My three-year-old likes to play a game in which we make faces at each other. That’s pretty much the extent of the game. Sad faces, happy ones, silly ones. He likes the sad ones best – maybe they’re funnier to him? I hope that’s why – but he seems to like this simple game whatever faces we’re making. I assume that reading expressions and understanding how people are feeling are important aspects of development. And I appreciate that he can and does express emotions. His mother isn’t as great at expressing her emotions, at least not verbally. I’m somewhat better with words on physical or virtual paper than I am with saying them out loud.
But I’m even more comfortable with expressing emotions when I’m using emojis.
You might say that I’m a big fan of the written word. Words have power. Words change the world. But words – beautiful, funny, powerful, and effective they may be – are also limited. Language barriers, knowledge gaps, and, perhaps worst of all, miscommunication in tone and intent can all leave something to be desired when it comes to paragraphs of text. Why use a $10 word when a 10 cent word will do? And why use any words at all when a picture will do the trick?
Love ‘em or hate ‘em, emojis have transformed the way we communicate. And I love them.
At first, I used emojis ironically. My family and I would text ridiculous emojis to each other, using them as silly punctuation for any conversation. What other purpose could these funny pictures serve than for sheer entertainment?
But after a while, the irony turned into genuine use. Like hashtags and Justin Bieber, I started loving them for real. What other form of communication says so much in such a small package?
Suspicious of someone’s motives? 🤔
There’s an emoji for that.
And sometimes, there’s an emoji for when words don’t come easily or when words fall short of what you feel. Or when, like me, you have a hard time saying how you feel because words mean things and emotion is hard.
Thanks so much for that care package when I was sick: 🥰
I had a great time hanging out and I’m glad you’re in my life: 😍
I’m sorry you’re having a tough time at work: 😥
I feel the weight of the world on my shoulders and I need carbs: 😑🧁
I’m sorry for the argument we just had and I’m still a little angry, but I know I’m somewhat at fault and I don’t know how to apologize and still save face: 😘
So many feelings, so many words, but an emoji does the job. Emojis cover all manner of literary inadequacy. They provide an avenue where one wouldn’t exist for me otherwise, an outlet for saying a lot without saying anything at all.
And I hear you in the back. We’re reducing eloquent human communication to pictures! We’re going backwards as a society! You’re a writer, for Pete’s sake – have you no shame?!
I know I’m breaking some kind of English nerd code by siding with emoji-happy texters, but you guys, language evolves. We don’t use “thee” and “thou” and “thither” and “mischance” in the common vernacular anymore. Spelling has been standardized (anyone ever tried reading OG Chaucer? It ain’t pretty), we use slang as easily as elevated prose, and contractions are now the norm even among respected media outlets.

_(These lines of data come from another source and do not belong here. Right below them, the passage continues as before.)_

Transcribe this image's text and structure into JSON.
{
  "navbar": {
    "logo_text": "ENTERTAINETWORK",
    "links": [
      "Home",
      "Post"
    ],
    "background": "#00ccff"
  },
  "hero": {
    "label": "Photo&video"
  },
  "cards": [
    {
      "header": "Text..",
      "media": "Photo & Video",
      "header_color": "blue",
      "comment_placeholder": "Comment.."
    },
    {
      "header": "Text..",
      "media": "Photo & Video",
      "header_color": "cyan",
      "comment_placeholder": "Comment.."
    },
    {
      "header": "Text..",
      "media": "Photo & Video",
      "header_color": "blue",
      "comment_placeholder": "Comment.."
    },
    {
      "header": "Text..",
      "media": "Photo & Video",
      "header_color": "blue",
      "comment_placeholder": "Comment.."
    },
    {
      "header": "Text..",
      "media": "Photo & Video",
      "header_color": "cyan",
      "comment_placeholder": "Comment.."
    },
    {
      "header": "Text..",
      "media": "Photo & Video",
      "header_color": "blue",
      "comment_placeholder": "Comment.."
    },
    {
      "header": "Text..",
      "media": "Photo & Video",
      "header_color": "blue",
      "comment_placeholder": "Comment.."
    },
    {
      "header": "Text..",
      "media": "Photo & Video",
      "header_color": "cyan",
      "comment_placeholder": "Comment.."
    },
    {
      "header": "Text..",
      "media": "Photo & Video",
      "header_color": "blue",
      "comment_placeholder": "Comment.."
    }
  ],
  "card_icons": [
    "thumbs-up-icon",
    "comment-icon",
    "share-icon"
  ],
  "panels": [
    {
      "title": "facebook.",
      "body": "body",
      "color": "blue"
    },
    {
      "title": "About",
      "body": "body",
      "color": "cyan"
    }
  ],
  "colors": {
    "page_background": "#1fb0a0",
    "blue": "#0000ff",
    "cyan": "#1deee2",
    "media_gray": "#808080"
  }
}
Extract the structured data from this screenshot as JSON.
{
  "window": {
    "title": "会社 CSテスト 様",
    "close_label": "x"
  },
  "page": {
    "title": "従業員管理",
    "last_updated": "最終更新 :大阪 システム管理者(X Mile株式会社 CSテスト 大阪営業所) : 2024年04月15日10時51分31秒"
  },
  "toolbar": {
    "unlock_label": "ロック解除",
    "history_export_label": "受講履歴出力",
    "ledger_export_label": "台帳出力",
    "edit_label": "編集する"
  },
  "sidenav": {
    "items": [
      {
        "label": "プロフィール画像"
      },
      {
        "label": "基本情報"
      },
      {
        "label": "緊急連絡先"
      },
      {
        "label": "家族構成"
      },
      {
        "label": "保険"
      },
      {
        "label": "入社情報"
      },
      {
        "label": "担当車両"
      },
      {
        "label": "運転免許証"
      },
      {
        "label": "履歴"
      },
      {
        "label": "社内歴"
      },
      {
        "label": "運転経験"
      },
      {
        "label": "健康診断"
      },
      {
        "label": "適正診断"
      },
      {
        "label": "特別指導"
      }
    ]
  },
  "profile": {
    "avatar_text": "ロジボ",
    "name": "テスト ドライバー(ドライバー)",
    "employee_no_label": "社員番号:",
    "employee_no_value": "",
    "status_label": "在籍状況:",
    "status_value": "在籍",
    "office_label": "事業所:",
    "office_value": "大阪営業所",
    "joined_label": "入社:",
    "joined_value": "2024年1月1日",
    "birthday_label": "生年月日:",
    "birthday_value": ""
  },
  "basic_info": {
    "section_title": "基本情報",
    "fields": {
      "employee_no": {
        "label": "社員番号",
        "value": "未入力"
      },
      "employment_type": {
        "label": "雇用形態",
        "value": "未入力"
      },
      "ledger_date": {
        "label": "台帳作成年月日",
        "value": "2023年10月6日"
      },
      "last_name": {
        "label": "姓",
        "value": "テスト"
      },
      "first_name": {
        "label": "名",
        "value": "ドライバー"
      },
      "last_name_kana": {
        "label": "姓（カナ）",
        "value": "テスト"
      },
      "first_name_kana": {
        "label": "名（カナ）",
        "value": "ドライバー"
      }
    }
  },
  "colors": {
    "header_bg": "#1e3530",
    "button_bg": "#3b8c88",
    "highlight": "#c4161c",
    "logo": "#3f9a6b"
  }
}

If you’ve got something to say, you need to use the language available to you to reach the people who need to hear it.
I’m not saying you need to use emojis at all or sprinkle them as liberally as I do in my everyday texts and social media posts – and definitely don’t use them in academic papers (I do draw a line) – but in order to communicate, you need to be able to speak the lingo. Adapt with language, try new things, express yourself beyond the confines of these artificial rules we’ve created about grammar, diction, and syntax.
Sure, a picture of flan isn’t likely to change any hearts and minds like “I have a dream” or “We hold these truths to be self-evident” or “One giant leap for mankind.” I’m not arguing that emojis should supplant words. I’m just saying we can lighten up a little. Use emojis to express what words can’t. Reach people – or reach out to people – when words seem a little hollow.